Dataset rows for apps and sites:
------------------------------------------------------------

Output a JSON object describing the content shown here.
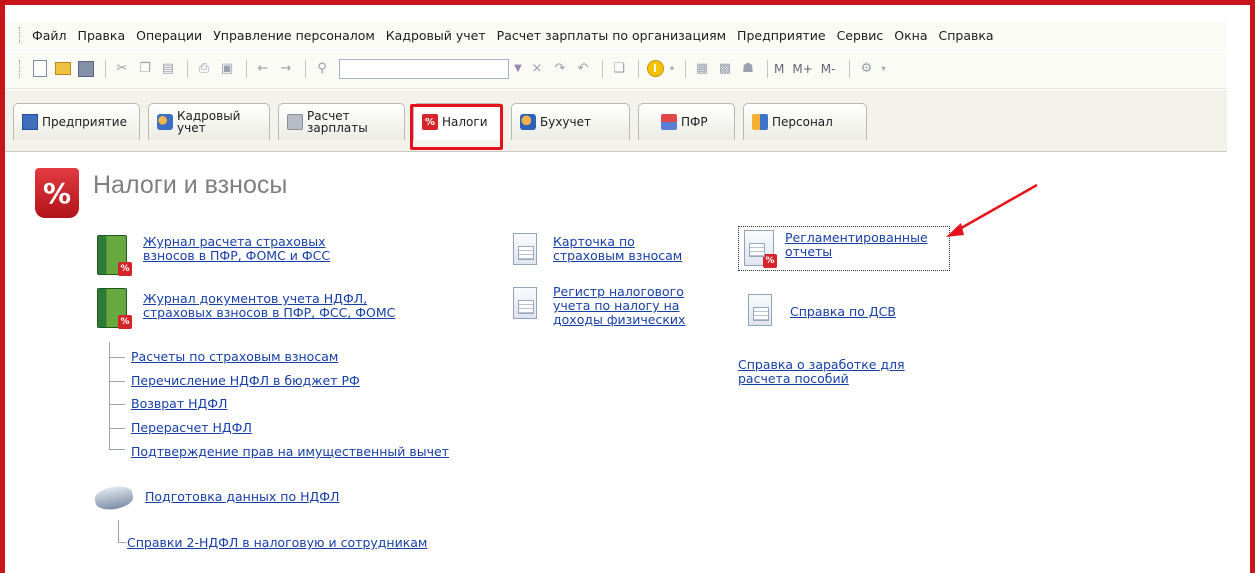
{
  "colors": {
    "frame": "#c8141b",
    "link": "#173fa6",
    "highlight": "#e5111b",
    "title": "#7f7f7f"
  },
  "menu": {
    "items": [
      "Файл",
      "Правка",
      "Операции",
      "Управление персоналом",
      "Кадровый учет",
      "Расчет зарплаты по организациям",
      "Предприятие",
      "Сервис",
      "Окна",
      "Справка"
    ]
  },
  "toolbar": {
    "search_value": "",
    "memory_buttons": [
      "M",
      "M+",
      "M-"
    ]
  },
  "tabs": [
    {
      "label": "Предприятие",
      "icon": "enterprise-icon"
    },
    {
      "label_1": "Кадровый",
      "label_2": "учет",
      "icon": "personnel-icon"
    },
    {
      "label_1": "Расчет",
      "label_2": "зарплаты",
      "icon": "payroll-icon"
    },
    {
      "label": "Налоги",
      "icon": "percent-icon",
      "active": true
    },
    {
      "label": "Бухучет",
      "icon": "accounting-icon"
    },
    {
      "label": "ПФР",
      "icon": "pension-fund-icon"
    },
    {
      "label": "Персонал",
      "icon": "staff-icon"
    }
  ],
  "section": {
    "title": "Налоги и взносы",
    "icon": "percent-icon"
  },
  "col1": {
    "journal1": {
      "line1": "Журнал расчета страховых",
      "line2": "взносов в ПФР, ФОМС и ФСС"
    },
    "journal2": {
      "line1": "Журнал документов учета НДФЛ,",
      "line2": "страховых взносов в ПФР, ФСС, ФОМС"
    },
    "subitems": [
      "Расчеты по страховым взносам",
      "Перечисление НДФЛ в бюджет РФ",
      "Возврат НДФЛ",
      "Перерасчет НДФЛ",
      "Подтверждение прав на имущественный вычет"
    ],
    "prep": "Подготовка данных по НДФЛ",
    "prep_sub": "Справки 2-НДФЛ в налоговую и сотрудникам"
  },
  "col2": {
    "card": {
      "line1": "Карточка по",
      "line2": "страховым взносам"
    },
    "register": {
      "line1": "Регистр налогового",
      "line2": "учета по налогу на",
      "line3": "доходы физических"
    }
  },
  "col3": {
    "reports": {
      "line1": "Регламентированные",
      "line2": "отчеты"
    },
    "dsv": "Справка по ДСВ",
    "earnings": {
      "line1": "Справка о заработке для",
      "line2": "расчета пособий"
    }
  }
}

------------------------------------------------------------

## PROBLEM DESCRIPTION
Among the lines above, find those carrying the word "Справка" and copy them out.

## ANSWER FOR THIS EXERCISE
      "Справка"
    "dsv": "Справка по ДСВ",
      "line1": "Справка о заработке для",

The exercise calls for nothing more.